(Interface dataset entries)
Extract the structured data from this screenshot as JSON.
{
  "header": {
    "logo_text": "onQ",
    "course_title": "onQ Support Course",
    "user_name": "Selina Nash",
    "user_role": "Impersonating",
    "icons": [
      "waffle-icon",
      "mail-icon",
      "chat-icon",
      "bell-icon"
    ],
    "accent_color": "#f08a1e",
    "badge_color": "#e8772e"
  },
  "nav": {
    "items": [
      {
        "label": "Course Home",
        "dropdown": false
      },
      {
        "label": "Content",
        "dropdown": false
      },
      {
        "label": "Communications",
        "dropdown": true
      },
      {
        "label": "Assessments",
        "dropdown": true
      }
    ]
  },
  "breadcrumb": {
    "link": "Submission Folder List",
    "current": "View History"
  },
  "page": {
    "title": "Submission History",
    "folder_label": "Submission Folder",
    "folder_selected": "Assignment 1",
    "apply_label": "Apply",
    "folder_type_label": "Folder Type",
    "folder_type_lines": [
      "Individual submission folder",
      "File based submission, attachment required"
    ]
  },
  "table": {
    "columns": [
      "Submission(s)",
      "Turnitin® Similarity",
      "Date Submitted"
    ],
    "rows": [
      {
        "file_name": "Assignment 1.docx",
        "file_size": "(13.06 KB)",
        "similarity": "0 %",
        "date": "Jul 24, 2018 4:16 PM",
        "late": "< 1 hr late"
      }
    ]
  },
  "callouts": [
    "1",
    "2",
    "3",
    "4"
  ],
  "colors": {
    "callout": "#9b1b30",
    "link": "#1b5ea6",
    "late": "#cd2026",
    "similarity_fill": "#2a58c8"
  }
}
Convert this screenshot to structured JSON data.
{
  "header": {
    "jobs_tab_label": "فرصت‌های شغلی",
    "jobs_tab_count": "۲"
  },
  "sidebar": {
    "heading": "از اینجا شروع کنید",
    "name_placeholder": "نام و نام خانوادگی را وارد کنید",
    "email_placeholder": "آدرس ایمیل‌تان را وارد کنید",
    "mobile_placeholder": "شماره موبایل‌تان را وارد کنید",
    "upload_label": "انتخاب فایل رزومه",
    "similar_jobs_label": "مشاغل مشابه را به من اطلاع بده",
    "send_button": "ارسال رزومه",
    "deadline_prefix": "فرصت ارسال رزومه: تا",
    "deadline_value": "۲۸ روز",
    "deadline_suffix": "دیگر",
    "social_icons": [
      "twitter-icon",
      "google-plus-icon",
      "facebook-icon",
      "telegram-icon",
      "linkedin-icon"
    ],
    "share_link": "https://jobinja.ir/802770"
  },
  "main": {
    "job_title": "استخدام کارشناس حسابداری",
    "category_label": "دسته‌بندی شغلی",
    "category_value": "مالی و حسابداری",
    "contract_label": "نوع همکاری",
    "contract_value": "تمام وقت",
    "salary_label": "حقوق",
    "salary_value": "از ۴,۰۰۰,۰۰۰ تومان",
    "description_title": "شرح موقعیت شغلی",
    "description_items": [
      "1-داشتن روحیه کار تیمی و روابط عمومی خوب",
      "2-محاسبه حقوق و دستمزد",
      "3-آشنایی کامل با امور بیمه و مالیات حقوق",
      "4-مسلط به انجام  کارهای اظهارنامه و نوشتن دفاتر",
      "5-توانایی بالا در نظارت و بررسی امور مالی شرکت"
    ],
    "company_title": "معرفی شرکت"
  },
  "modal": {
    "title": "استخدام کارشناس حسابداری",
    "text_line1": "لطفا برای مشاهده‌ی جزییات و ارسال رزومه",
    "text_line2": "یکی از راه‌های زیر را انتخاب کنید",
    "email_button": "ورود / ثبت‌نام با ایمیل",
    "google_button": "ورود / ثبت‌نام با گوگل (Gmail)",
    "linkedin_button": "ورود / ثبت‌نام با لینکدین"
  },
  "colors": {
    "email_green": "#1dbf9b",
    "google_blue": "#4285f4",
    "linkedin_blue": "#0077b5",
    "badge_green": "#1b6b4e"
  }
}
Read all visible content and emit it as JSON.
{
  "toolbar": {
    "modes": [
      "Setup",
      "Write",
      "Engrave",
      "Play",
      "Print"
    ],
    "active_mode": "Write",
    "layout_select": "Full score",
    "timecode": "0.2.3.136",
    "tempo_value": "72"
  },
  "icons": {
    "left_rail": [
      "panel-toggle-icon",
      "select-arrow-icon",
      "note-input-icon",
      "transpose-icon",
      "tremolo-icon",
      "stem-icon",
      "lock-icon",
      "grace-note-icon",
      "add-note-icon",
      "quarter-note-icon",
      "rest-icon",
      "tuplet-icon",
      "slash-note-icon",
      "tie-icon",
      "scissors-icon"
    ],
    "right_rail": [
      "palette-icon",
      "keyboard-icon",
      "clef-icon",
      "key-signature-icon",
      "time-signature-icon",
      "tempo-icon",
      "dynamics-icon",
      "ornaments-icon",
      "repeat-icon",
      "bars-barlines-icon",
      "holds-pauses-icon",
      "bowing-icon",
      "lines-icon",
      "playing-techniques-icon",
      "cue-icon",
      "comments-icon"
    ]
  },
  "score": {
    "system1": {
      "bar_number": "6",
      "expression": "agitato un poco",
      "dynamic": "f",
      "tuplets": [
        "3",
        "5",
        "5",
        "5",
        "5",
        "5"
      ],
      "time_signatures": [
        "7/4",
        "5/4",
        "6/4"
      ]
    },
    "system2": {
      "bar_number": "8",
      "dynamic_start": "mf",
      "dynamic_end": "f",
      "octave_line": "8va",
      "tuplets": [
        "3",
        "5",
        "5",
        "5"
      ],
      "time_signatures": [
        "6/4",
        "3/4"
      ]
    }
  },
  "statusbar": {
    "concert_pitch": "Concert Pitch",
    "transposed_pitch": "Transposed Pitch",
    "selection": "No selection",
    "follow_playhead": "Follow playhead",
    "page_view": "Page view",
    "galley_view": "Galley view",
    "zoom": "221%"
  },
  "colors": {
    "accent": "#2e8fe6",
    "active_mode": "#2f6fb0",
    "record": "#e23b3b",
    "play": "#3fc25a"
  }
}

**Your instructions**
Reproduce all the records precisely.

**Task output**
Extract the structured data from this screenshot as JSON.
{
  "header": {
    "logo_text": "onQ",
    "course_title": "onQ Support Course",
    "user_name": "Selina Nash",
    "user_role": "Impersonating",
    "icons": [
      "waffle-icon",
      "mail-icon",
      "chat-icon",
      "bell-icon"
    ],
    "accent_color": "#f08a1e",
    "badge_color": "#e8772e"
  },
  "nav": {
    "items": [
      {
        "label": "Course Home",
        "dropdown": false
      },
      {
        "label": "Content",
        "dropdown": false
      },
      {
        "label": "Communications",
        "dropdown": true
      },
      {
        "label": "Assessments",
        "dropdown": true
      }
    ]
  },
  "breadcrumb": {
    "link": "Submission Folder List",
    "current": "View History"
  },
  "page": {
    "title": "Submission History",
    "folder_label": "Submission Folder",
    "folder_selected": "Assignment 1",
    "apply_label": "Apply",
    "folder_type_label": "Folder Type",
    "folder_type_lines": [
      "Individual submission folder",
      "File based submission, attachment required"
    ]
  },
  "table": {
    "columns": [
      "Submission(s)",
      "Turnitin® Similarity",
      "Date Submitted"
    ],
    "rows": [
      {
        "file_name": "Assignment 1.docx",
        "file_size": "(13.06 KB)",
        "similarity": "0 %",
        "date": "Jul 24, 2018 4:16 PM",
        "late": "< 1 hr late"
      }
    ]
  },
  "callouts": [
    "1",
    "2",
    "3",
    "4"
  ],
  "colors": {
    "callout": "#9b1b30",
    "link": "#1b5ea6",
    "late": "#cd2026",
    "similarity_fill": "#2a58c8"
  }
}
Convert this screenshot to structured JSON data.
{
  "header": {
    "jobs_tab_label": "فرصت‌های شغلی",
    "jobs_tab_count": "۲"
  },
  "sidebar": {
    "heading": "از اینجا شروع کنید",
    "name_placeholder": "نام و نام خانوادگی را وارد کنید",
    "email_placeholder": "آدرس ایمیل‌تان را وارد کنید",
    "mobile_placeholder": "شماره موبایل‌تان را وارد کنید",
    "upload_label": "انتخاب فایل رزومه",
    "similar_jobs_label": "مشاغل مشابه را به من اطلاع بده",
    "send_button": "ارسال رزومه",
    "deadline_prefix": "فرصت ارسال رزومه: تا",
    "deadline_value": "۲۸ روز",
    "deadline_suffix": "دیگر",
    "social_icons": [
      "twitter-icon",
      "google-plus-icon",
      "facebook-icon",
      "telegram-icon",
      "linkedin-icon"
    ],
    "share_link": "https://jobinja.ir/802770"
  },
  "main": {
    "job_title": "استخدام کارشناس حسابداری",
    "category_label": "دسته‌بندی شغلی",
    "category_value": "مالی و حسابداری",
    "contract_label": "نوع همکاری",
    "contract_value": "تمام وقت",
    "salary_label": "حقوق",
    "salary_value": "از ۴,۰۰۰,۰۰۰ تومان",
    "description_title": "شرح موقعیت شغلی",
    "description_items": [
      "1-داشتن روحیه کار تیمی و روابط عمومی خوب",
      "2-محاسبه حقوق و دستمزد",
      "3-آشنایی کامل با امور بیمه و مالیات حقوق",
      "4-مسلط به انجام  کارهای اظهارنامه و نوشتن دفاتر",
      "5-توانایی بالا در نظارت و بررسی امور مالی شرکت"
    ],
    "company_title": "معرفی شرکت"
  },
  "modal": {
    "title": "استخدام کارشناس حسابداری",
    "text_line1": "لطفا برای مشاهده‌ی جزییات و ارسال رزومه",
    "text_line2": "یکی از راه‌های زیر را انتخاب کنید",
    "email_button": "ورود / ثبت‌نام با ایمیل",
    "google_button": "ورود / ثبت‌نام با گوگل (Gmail)",
    "linkedin_button": "ورود / ثبت‌نام با لینکدین"
  },
  "colors": {
    "email_green": "#1dbf9b",
    "google_blue": "#4285f4",
    "linkedin_blue": "#0077b5",
    "badge_green": "#1b6b4e"
  }
}
Read all visible content and emit it as JSON.
{
  "toolbar": {
    "modes": [
      "Setup",
      "Write",
      "Engrave",
      "Play",
      "Print"
    ],
    "active_mode": "Write",
    "layout_select": "Full score",
    "timecode": "0.2.3.136",
    "tempo_value": "72"
  },
  "icons": {
    "left_rail": [
      "panel-toggle-icon",
      "select-arrow-icon",
      "note-input-icon",
      "transpose-icon",
      "tremolo-icon",
      "stem-icon",
      "lock-icon",
      "grace-note-icon",
      "add-note-icon",
      "quarter-note-icon",
      "rest-icon",
      "tuplet-icon",
      "slash-note-icon",
      "tie-icon",
      "scissors-icon"
    ],
    "right_rail": [
      "palette-icon",
      "keyboard-icon",
      "clef-icon",
      "key-signature-icon",
      "time-signature-icon",
      "tempo-icon",
      "dynamics-icon",
      "ornaments-icon",
      "repeat-icon",
      "bars-barlines-icon",
      "holds-pauses-icon",
      "bowing-icon",
      "lines-icon",
      "playing-techniques-icon",
      "cue-icon",
      "comments-icon"
    ]
  },
  "score": {
    "system1": {
      "bar_number": "6",
      "expression": "agitato un poco",
      "dynamic": "f",
      "tuplets": [
        "3",
        "5",
        "5",
        "5",
        "5",
        "5"
      ],
      "time_signatures": [
        "7/4",
        "5/4",
        "6/4"
      ]
    },
    "system2": {
      "bar_number": "8",
      "dynamic_start": "mf",
      "dynamic_end": "f",
      "octave_line": "8va",
      "tuplets": [
        "3",
        "5",
        "5",
        "5"
      ],
      "time_signatures": [
        "6/4",
        "3/4"
      ]
    }
  },
  "statusbar": {
    "concert_pitch": "Concert Pitch",
    "transposed_pitch": "Transposed Pitch",
    "selection": "No selection",
    "follow_playhead": "Follow playhead",
    "page_view": "Page view",
    "galley_view": "Galley view",
    "zoom": "221%"
  },
  "colors": {
    "accent": "#2e8fe6",
    "active_mode": "#2f6fb0",
    "record": "#e23b3b",
    "play": "#3fc25a"
  }
}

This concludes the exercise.